• [What the exercise asks]
Lines in the listing below may contain the string "JSON". Say how many do, giving only the number.

= Beginning of Section =

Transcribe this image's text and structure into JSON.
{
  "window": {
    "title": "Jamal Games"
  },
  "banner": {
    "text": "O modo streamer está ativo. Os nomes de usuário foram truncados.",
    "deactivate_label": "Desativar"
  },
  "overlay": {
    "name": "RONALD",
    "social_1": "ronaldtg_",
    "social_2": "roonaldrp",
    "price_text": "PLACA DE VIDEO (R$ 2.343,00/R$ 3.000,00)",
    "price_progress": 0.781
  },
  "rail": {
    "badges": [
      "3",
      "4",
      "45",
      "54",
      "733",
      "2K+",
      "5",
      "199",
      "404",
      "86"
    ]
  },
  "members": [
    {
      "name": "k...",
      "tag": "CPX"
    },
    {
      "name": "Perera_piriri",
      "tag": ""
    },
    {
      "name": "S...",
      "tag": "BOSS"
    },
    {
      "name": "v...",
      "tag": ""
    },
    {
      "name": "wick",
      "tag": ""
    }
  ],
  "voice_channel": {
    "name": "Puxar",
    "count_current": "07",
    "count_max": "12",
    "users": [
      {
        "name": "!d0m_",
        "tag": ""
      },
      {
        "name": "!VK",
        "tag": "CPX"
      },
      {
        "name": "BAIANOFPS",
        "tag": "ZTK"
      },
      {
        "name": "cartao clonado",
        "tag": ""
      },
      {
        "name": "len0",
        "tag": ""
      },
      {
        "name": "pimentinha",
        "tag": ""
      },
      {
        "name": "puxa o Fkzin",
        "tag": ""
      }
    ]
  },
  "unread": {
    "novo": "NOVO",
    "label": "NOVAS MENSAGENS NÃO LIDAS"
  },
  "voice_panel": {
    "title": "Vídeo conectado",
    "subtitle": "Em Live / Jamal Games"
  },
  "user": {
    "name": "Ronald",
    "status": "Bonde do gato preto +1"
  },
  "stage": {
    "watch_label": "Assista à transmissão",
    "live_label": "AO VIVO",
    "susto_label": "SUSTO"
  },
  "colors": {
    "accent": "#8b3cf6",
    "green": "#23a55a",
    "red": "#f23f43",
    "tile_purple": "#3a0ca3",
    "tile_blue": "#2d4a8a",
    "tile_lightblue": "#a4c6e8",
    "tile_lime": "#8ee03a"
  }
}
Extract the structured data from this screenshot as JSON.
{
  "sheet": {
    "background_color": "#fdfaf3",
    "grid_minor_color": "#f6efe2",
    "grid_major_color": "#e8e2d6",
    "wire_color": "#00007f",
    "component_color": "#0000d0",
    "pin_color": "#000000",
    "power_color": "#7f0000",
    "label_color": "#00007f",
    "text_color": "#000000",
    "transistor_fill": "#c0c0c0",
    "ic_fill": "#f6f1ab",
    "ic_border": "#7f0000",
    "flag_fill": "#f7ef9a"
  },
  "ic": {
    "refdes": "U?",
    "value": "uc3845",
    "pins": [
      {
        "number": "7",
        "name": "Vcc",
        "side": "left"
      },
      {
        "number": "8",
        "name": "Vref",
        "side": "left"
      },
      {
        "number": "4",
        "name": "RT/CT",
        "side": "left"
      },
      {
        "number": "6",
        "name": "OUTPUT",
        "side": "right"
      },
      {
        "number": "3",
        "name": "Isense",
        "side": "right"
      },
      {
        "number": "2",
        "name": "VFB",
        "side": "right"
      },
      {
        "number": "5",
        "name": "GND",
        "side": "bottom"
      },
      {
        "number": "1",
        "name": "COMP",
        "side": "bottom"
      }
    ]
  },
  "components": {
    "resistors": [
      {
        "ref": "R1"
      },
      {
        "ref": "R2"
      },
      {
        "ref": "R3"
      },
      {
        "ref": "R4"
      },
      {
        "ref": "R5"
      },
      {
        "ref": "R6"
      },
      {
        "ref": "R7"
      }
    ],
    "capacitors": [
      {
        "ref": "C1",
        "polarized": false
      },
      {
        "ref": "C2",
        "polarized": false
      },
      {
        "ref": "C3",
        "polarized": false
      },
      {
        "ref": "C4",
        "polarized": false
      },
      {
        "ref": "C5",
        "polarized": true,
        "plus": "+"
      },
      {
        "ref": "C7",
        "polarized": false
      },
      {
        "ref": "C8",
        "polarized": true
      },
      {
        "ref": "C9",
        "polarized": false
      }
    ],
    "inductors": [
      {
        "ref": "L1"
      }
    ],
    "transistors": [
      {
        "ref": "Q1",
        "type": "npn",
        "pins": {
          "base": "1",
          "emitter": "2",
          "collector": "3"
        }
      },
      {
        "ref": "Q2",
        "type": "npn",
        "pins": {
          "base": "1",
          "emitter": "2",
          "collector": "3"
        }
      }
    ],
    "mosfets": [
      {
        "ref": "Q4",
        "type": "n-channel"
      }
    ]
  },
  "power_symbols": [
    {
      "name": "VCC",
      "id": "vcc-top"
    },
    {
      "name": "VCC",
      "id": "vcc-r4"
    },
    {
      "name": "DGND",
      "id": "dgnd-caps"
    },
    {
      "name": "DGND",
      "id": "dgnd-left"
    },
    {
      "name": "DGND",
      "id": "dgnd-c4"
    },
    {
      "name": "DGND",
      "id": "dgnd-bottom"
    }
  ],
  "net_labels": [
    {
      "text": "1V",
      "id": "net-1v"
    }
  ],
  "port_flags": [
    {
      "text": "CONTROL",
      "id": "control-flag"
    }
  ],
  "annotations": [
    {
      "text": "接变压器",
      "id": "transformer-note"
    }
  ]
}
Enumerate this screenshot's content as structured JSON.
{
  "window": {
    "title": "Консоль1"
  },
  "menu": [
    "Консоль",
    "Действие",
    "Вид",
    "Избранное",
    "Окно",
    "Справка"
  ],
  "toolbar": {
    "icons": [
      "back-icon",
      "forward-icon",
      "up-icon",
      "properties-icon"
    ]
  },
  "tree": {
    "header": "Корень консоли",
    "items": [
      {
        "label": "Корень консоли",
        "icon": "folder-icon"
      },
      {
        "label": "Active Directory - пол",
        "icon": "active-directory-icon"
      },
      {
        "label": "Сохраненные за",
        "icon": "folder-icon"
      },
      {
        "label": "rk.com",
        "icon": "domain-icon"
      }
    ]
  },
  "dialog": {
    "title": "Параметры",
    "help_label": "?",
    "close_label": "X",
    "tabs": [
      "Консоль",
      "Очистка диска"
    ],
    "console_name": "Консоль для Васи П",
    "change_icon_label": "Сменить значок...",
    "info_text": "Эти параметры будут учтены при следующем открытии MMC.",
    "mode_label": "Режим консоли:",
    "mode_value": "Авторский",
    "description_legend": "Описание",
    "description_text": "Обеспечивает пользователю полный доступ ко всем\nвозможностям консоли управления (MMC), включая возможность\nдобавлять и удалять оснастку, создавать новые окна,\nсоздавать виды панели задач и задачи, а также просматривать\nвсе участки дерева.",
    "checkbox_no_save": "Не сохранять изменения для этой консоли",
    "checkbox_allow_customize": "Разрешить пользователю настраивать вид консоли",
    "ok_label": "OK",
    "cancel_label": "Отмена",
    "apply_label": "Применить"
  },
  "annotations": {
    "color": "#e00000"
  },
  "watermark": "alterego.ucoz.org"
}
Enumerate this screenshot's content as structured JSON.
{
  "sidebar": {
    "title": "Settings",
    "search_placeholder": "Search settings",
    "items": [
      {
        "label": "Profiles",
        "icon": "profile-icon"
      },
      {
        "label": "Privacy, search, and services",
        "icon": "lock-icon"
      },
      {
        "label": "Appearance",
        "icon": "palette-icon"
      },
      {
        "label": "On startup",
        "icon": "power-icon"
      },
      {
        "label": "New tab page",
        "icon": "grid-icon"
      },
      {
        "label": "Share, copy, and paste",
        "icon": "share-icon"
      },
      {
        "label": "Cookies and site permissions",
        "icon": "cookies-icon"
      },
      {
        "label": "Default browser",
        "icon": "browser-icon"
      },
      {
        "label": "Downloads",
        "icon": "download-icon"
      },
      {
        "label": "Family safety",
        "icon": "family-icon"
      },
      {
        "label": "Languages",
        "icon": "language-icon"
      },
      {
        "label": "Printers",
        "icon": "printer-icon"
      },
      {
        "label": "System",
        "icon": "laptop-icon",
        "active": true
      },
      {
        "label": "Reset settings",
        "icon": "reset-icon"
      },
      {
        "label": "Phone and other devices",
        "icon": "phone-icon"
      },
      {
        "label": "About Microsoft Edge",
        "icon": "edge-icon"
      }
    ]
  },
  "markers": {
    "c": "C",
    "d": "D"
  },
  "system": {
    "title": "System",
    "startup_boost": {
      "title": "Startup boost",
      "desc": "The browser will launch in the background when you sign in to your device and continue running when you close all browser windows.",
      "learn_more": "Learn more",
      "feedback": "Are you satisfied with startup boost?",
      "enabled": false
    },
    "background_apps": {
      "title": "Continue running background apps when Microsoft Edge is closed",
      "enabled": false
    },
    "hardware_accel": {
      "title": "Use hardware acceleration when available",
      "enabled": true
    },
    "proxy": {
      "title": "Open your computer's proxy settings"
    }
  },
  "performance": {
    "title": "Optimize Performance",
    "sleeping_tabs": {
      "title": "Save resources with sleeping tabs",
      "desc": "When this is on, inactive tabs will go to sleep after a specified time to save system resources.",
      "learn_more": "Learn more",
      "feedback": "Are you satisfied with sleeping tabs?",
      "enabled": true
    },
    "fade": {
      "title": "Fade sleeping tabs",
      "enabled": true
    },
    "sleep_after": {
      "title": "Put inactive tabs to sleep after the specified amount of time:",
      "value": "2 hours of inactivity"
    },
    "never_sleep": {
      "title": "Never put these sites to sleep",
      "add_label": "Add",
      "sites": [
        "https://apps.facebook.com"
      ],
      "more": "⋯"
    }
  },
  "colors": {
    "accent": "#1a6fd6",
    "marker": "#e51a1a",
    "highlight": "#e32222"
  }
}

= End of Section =

• [Result]
4